Sunday, June 27, 2010

Take a Trip to The Norton Art Gallery

I'm feeling very cultured today; we went to the Norton Art Gallery this afternoon and had a nifty time.  We took Steve's visiting New Jersey friend and his family; they'd never been before.  I'd admonished them beforehand - "You can't take pictures there!"  and much to my pleasure, they've changed policy.  You can take pictures but no FLASH photography.

So there I am without my camera.  But I had my handy-dandy cell phone and I'll show you some of my favorite stuff.  That's a sophisticated term I learned in my 18 hours of Art History classes at LSUS - "stuff."

Seriously, the Norton has some beautiful and historically important work.  I'm excited about the Library they're working on which will be open as a research library in several months.  One of the guides told me they have some wonderful things in there.

One of the things Steve really likes at the Norton is all the Remingtons.  I didn't photograph any of those, mostly because I didn't think about it.  They aren't my favorite.  I admire them, but that's not what I go to see.  After a while, one Indian on a horse looks like another, to me.  But there's a painting of George Washington that I like that is believed to be painted by Gilbert Stuart's daughter Mary.  There is also Thomas Sully's portrait of Andrew Jackson dated 1845 and a cool 1794 miniature of George Washington  by Andrew Robertson.

Still in the Early American area, they have a case of Paul Revere Silver and some pieces by Daniel Henchman.  I especially liked this teapot:

Their pieces were beautiful yet functional.  The museum also has a huge Revere cast copper alloy bell.

We came to what Steve called "the cow room" which had bronzes, paintings, and sculptures of cows.  There are two display cases showcasing these nifty Royal Doulton hand-painted cow plates.  Each plate has a different scene:

Showing at the museum until August 1 is a collection of works from artist Alex Dzigurski who painted fabulous seascapes.  He was a Serb and was born in 1911.  He graduated from the School of Art in Belgrade in 1929.  He was drafted into the Yugoslavian army in 1941, was taken prisoner shortly thereafter, escaped, fled to Vienna and worked as a housepainter until the end of the war.  He fled to Italy in 1945 and eventually to Pennsylvania in 1949.  He eventually settled in California and died in 1995.  The paintings at the Norton are from his wife's collection and they're gorgeous.  I took this picture, but it doesn't do it justice:

Here are a couple of other paintings I liked, both by Martin Johnson Heade:

I could totally see that one hanging in my house.  I love magnolias.

I liked this one, too:

All in all, it was a nice afternoon.  We walked the grounds out back afterward and it was hot but still very pretty.  It's prettier in the spring when all the azaleas are blooming but it's still very peaceful and nice back there.

If you live around here, put the Norton on your list of places to go.  It's a wonderful way to waste away the afternoon.  The Norton is known for its collection of Hudson River School paintings.

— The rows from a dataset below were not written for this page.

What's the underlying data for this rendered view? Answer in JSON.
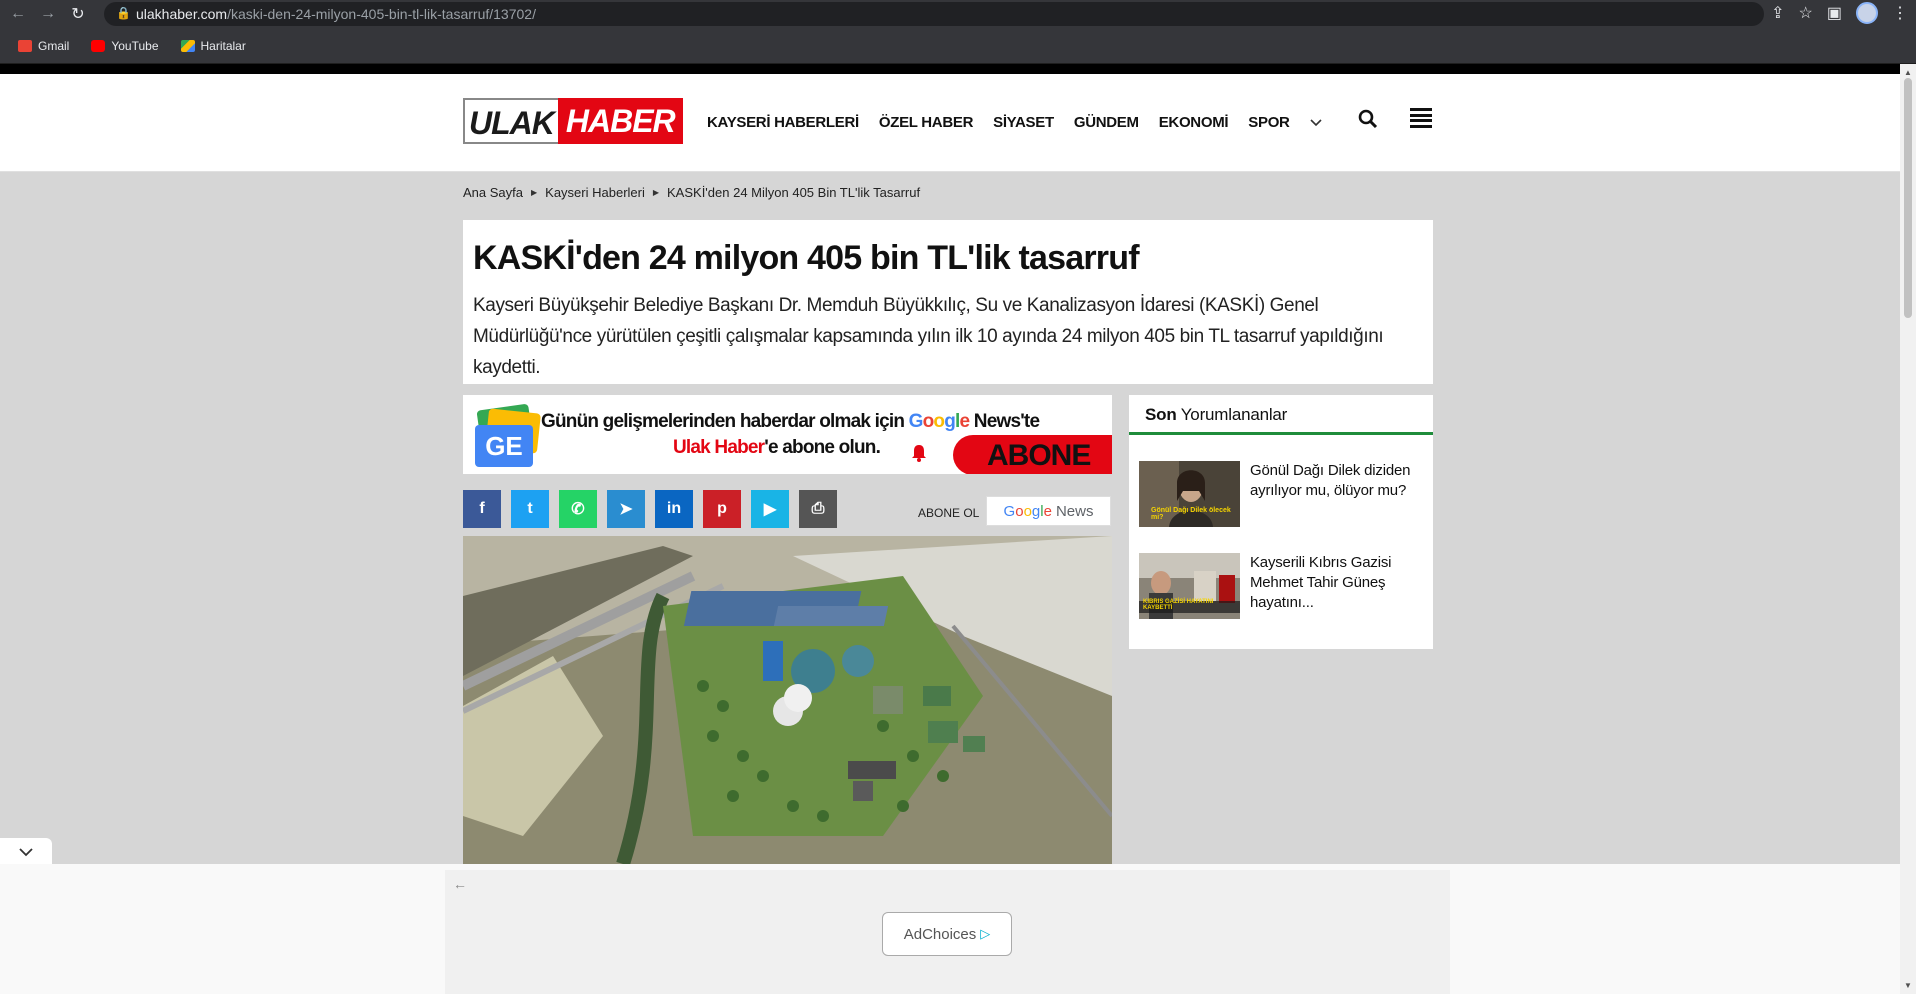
{
  "browser": {
    "url_domain": "ulakhaber.com",
    "url_path": "/kaski-den-24-milyon-405-bin-tl-lik-tasarruf/13702/",
    "bookmarks": [
      "Gmail",
      "YouTube",
      "Haritalar"
    ]
  },
  "site": {
    "logo_left": "ULAK",
    "logo_right": "HABER",
    "nav": [
      "KAYSERİ HABERLERİ",
      "ÖZEL HABER",
      "SİYASET",
      "GÜNDEM",
      "EKONOMİ",
      "SPOR"
    ]
  },
  "breadcrumb": [
    "Ana Sayfa",
    "Kayseri Haberleri",
    "KASKİ'den 24 Milyon 405 Bin TL'lik Tasarruf"
  ],
  "article": {
    "title": "KASKİ'den 24 milyon 405 bin TL'lik tasarruf",
    "lead": "Kayseri Büyükşehir Belediye Başkanı Dr. Memduh Büyükkılıç, Su ve Kanalizasyon İdaresi (KASKİ) Genel Müdürlüğü'nce yürütülen çeşitli çalışmalar kapsamında yılın ilk 10 ayında 24 milyon 405 bin TL tasarruf yapıldığını kaydetti."
  },
  "google_news_banner": {
    "line1_prefix": "Günün gelişmelerinden haberdar olmak için ",
    "google": "Google",
    "line1_suffix": " News'te",
    "line2_brand": "Ulak Haber",
    "line2_suffix": "'e abone olun.",
    "cta": "ABONE OL",
    "logo_letters": "GE"
  },
  "share": {
    "buttons": [
      {
        "name": "facebook",
        "glyph": "f",
        "color": "#3b5998"
      },
      {
        "name": "twitter",
        "glyph": "t",
        "color": "#1da1f2"
      },
      {
        "name": "whatsapp",
        "glyph": "✆",
        "color": "#25d366"
      },
      {
        "name": "telegram",
        "glyph": "➤",
        "color": "#2a8dd0"
      },
      {
        "name": "linkedin",
        "glyph": "in",
        "color": "#0a66c2"
      },
      {
        "name": "pinterest",
        "glyph": "p",
        "color": "#cb2027"
      },
      {
        "name": "google-play",
        "glyph": "▶",
        "color": "#19b4e6"
      },
      {
        "name": "print",
        "glyph": "⎙",
        "color": "#555555"
      }
    ],
    "abone_label": "ABONE OL",
    "gn_button_google": "Google",
    "gn_button_news": "News"
  },
  "sidebar": {
    "title_bold": "Son",
    "title_rest": " Yorumlananlar",
    "items": [
      {
        "text": "Gönül Dağı Dilek diziden ayrılıyor mu, ölüyor mu?",
        "thumb_caption": "Gönül Dağı Dilek ölecek mi?"
      },
      {
        "text": "Kayserili Kıbrıs Gazisi Mehmet Tahir Güneş hayatını...",
        "thumb_caption": "KIBRIS GAZİSİ HAYATINI KAYBETTİ"
      }
    ]
  },
  "ad": {
    "adchoices": "AdChoices"
  }
}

The Bierstadts are gorgeous.  There is a Mary Cassatt there that I love but that wasn't out today.  There's a room of collectible firearms and a room of dolls (they kind of creep me out but some people are into that sort of thing.)  There's also a huge painting by Lloyd Hawthorne of Captain Henry Miller Shreve clearing the great raft from the Red River.  And finally, don't miss the tapestries that date from 1541-1546.  Most of them depict images from Plutarch's epic, Africa. 

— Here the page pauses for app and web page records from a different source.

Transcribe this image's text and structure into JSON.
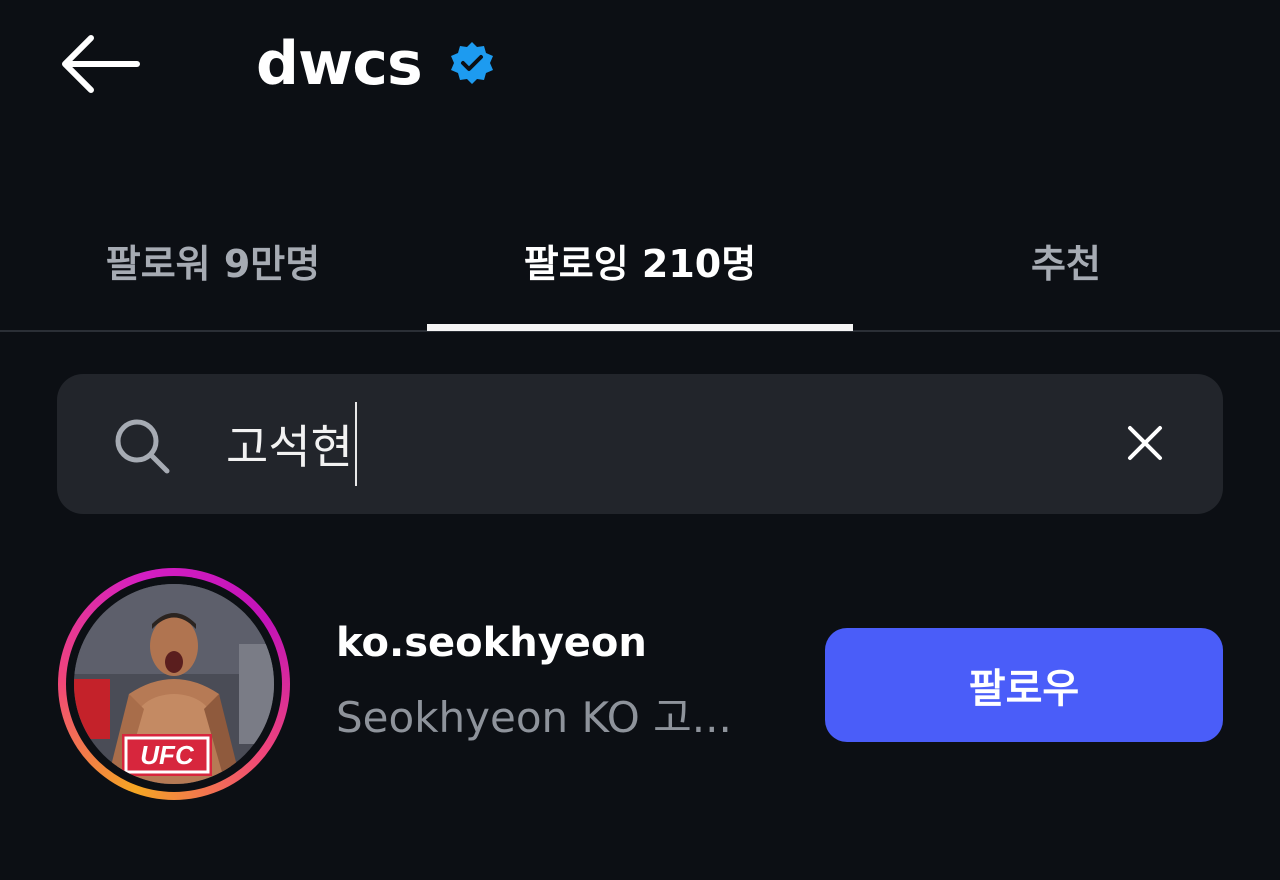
{
  "header": {
    "title": "dwcs",
    "verified": true,
    "back_icon": "arrow-left-icon",
    "verified_icon": "verified-badge-icon"
  },
  "tabs": [
    {
      "label": "팔로워 9만명",
      "active": false
    },
    {
      "label": "팔로잉 210명",
      "active": true
    },
    {
      "label": "추천",
      "active": false
    }
  ],
  "search": {
    "value": "고석현",
    "icon": "search-icon",
    "clear_icon": "close-icon"
  },
  "results": [
    {
      "username": "ko.seokhyeon",
      "full_name": "Seokhyeon KO 고...",
      "follow_label": "팔로우",
      "avatar_badge": "UFC"
    }
  ],
  "colors": {
    "background": "#0c0f14",
    "search_bg": "#22252b",
    "follow_button": "#4a5df9",
    "verified": "#1d9bf0",
    "inactive_tab": "#a6abb3"
  }
}
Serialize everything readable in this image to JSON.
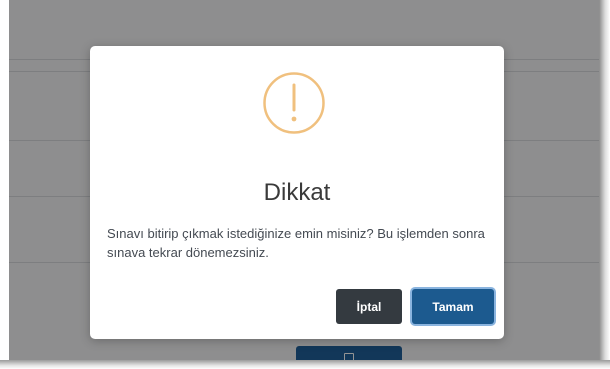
{
  "modal": {
    "title": "Dikkat",
    "message": "Sınavı bitirip çıkmak istediğinize emin misiniz? Bu işlemden sonra sınava tekrar dönemezsiniz.",
    "icon": "warning-icon",
    "buttons": {
      "cancel_label": "İptal",
      "ok_label": "Tamam"
    }
  },
  "colors": {
    "warning_accent": "#f0c07e",
    "cancel_bg": "#343a40",
    "ok_bg": "#1c5a8f"
  }
}
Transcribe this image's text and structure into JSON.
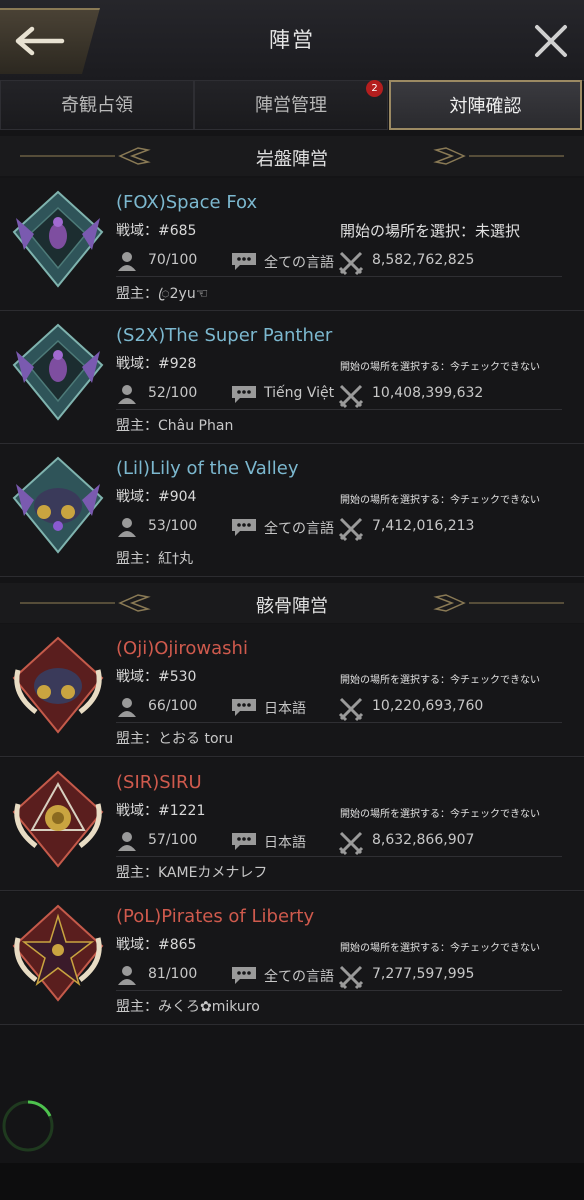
{
  "header": {
    "title": "陣営",
    "back_icon": "back-arrow-icon",
    "close_icon": "close-icon"
  },
  "tabs": [
    {
      "label": "奇観占領",
      "active": false
    },
    {
      "label": "陣営管理",
      "active": false,
      "badge": "2"
    },
    {
      "label": "対陣確認",
      "active": true
    }
  ],
  "sections": [
    {
      "title": "岩盤陣営",
      "alliances": [
        {
          "name": "(FOX)Space Fox",
          "server": "戦域：#685",
          "start": "開始の場所を選択：未選択",
          "members": "70/100",
          "language": "全ての言語",
          "power": "8,582,762,825",
          "leader": "盟主：ꦿ2yu☜"
        },
        {
          "name": "(S2X)The Super Panther",
          "server": "戦域：#928",
          "start": "開始の場所を選択する：今チェックできない",
          "members": "52/100",
          "language": "Tiếng Việt",
          "power": "10,408,399,632",
          "leader": "盟主：Châu Phan"
        },
        {
          "name": "(Lil)Lily of the Valley",
          "server": "戦域：#904",
          "start": "開始の場所を選択する：今チェックできない",
          "members": "53/100",
          "language": "全ての言語",
          "power": "7,412,016,213",
          "leader": "盟主：紅†丸"
        }
      ]
    },
    {
      "title": "骸骨陣営",
      "alliances": [
        {
          "name": "(Oji)Ojirowashi",
          "server": "戦域：#530",
          "start": "開始の場所を選択する：今チェックできない",
          "members": "66/100",
          "language": "日本語",
          "power": "10,220,693,760",
          "leader": "盟主：とおる toru"
        },
        {
          "name": "(SIR)SIRU",
          "server": "戦域：#1221",
          "start": "開始の場所を選択する：今チェックできない",
          "members": "57/100",
          "language": "日本語",
          "power": "8,632,866,907",
          "leader": "盟主：KAMEカメナレフ"
        },
        {
          "name": "(PoL)Pirates of Liberty",
          "server": "戦域：#865",
          "start": "開始の場所を選択する：今チェックできない",
          "members": "81/100",
          "language": "全ての言語",
          "power": "7,277,597,995",
          "leader": "盟主：みくろ✿mikuro"
        }
      ]
    }
  ],
  "colors": {
    "bedrock": "#7cb8cf",
    "skeleton": "#cf5a4d",
    "accent": "#9c8a63"
  }
}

Coming up August 17 through the end of the year will be Ansel Adams:  The Masterworks.

Below:  A brown pelican sculpture on the back grounds.  Bonus points if you can tell me what kind of flower that is.

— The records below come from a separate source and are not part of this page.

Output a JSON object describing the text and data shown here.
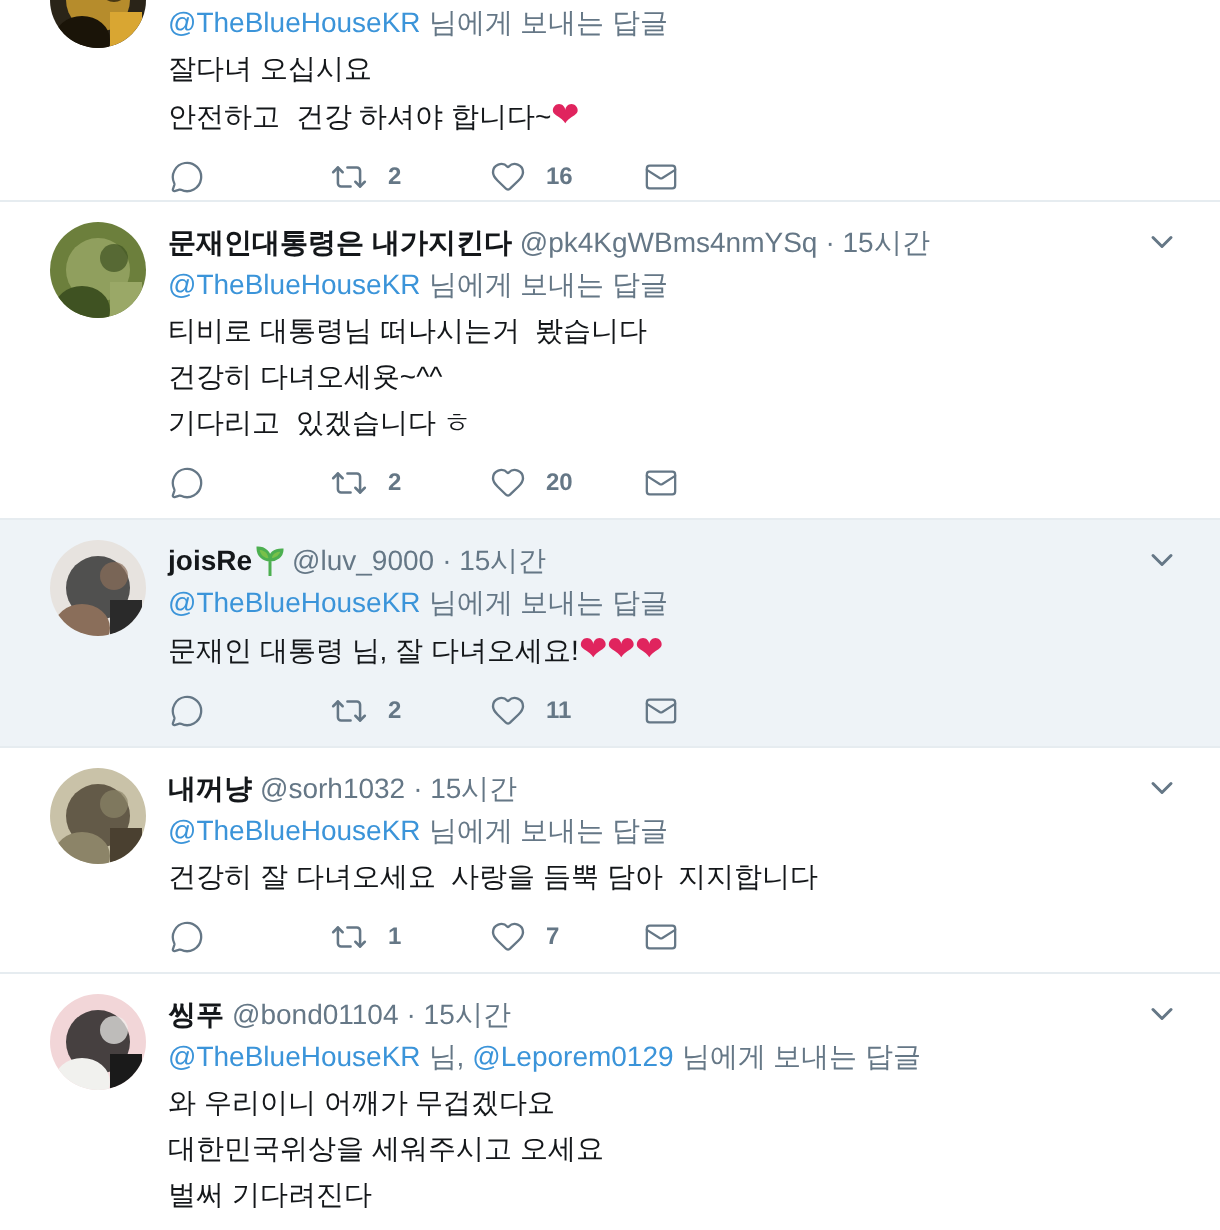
{
  "replies": [
    {
      "reply_to": [
        {
          "kind": "mention",
          "text": "@TheBlueHouseKR"
        },
        {
          "kind": "plain",
          "text": "님에게 보내는 답글"
        }
      ],
      "lines": [
        "잘다녀 오십시요",
        "안전하고  건강 하셔야 합니다~❤"
      ],
      "retweets": "2",
      "likes": "16",
      "highlighted": false
    },
    {
      "name": "문재인대통령은 내가지킨다",
      "handle": "@pk4KgWBms4nmYSq",
      "time": "· 15시간",
      "reply_to": [
        {
          "kind": "mention",
          "text": "@TheBlueHouseKR"
        },
        {
          "kind": "plain",
          "text": "님에게 보내는 답글"
        }
      ],
      "lines": [
        "티비로 대통령님 떠나시는거  봤습니다",
        "건강히 다녀오세욧~^^",
        "기다리고  있겠습니다 ㅎ"
      ],
      "retweets": "2",
      "likes": "20",
      "highlighted": false
    },
    {
      "name": "joisRe",
      "sprout": true,
      "handle": "@luv_9000",
      "time": "· 15시간",
      "reply_to": [
        {
          "kind": "mention",
          "text": "@TheBlueHouseKR"
        },
        {
          "kind": "plain",
          "text": "님에게 보내는 답글"
        }
      ],
      "lines": [
        "문재인 대통령 님, 잘 다녀오세요!❤❤❤"
      ],
      "retweets": "2",
      "likes": "11",
      "highlighted": true
    },
    {
      "name": "내꺼냥",
      "handle": "@sorh1032",
      "time": "· 15시간",
      "reply_to": [
        {
          "kind": "mention",
          "text": "@TheBlueHouseKR"
        },
        {
          "kind": "plain",
          "text": "님에게 보내는 답글"
        }
      ],
      "lines": [
        "건강히 잘 다녀오세요  사랑을 듬뿍 담아  지지합니다"
      ],
      "retweets": "1",
      "likes": "7",
      "highlighted": false
    },
    {
      "name": "씽푸",
      "handle": "@bond01104",
      "time": "· 15시간",
      "reply_to": [
        {
          "kind": "mention",
          "text": "@TheBlueHouseKR"
        },
        {
          "kind": "plain",
          "text": "님,"
        },
        {
          "kind": "mention",
          "text": "@Leporem0129"
        },
        {
          "kind": "plain",
          "text": "님에게 보내는 답글"
        }
      ],
      "lines": [
        "와 우리이니 어깨가 무겁겠다요",
        "대한민국위상을 세워주시고 오세요",
        "벌써 기다려진다"
      ],
      "highlighted": false
    }
  ]
}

Andy said...

Well, it kind of looks like our hibiscus, but ours has a lot fuller blooms.

But, I'll go ahead and guess hibiscus anyway.

Pat Austin said...

I think it might be in the hibiscus family, too. The leaves are shaped differently though, and they grow on stalks, almost like bamboo. These are growing in, or at the edge of, a little pool, so they're heavy water drinkers. I thought they were gorgeous!

Andy said...

Pat, I described it to my wife. She said that it is probably a Texas Star. Some people call it a Hearty Hibiscus.

But when she looked at it, she said it's not exactly that, either...probably something exotic.

You stumped her on that's pretty good. We actually got stumped out at Norton one time on those little ornamental Japanese Maple bushes.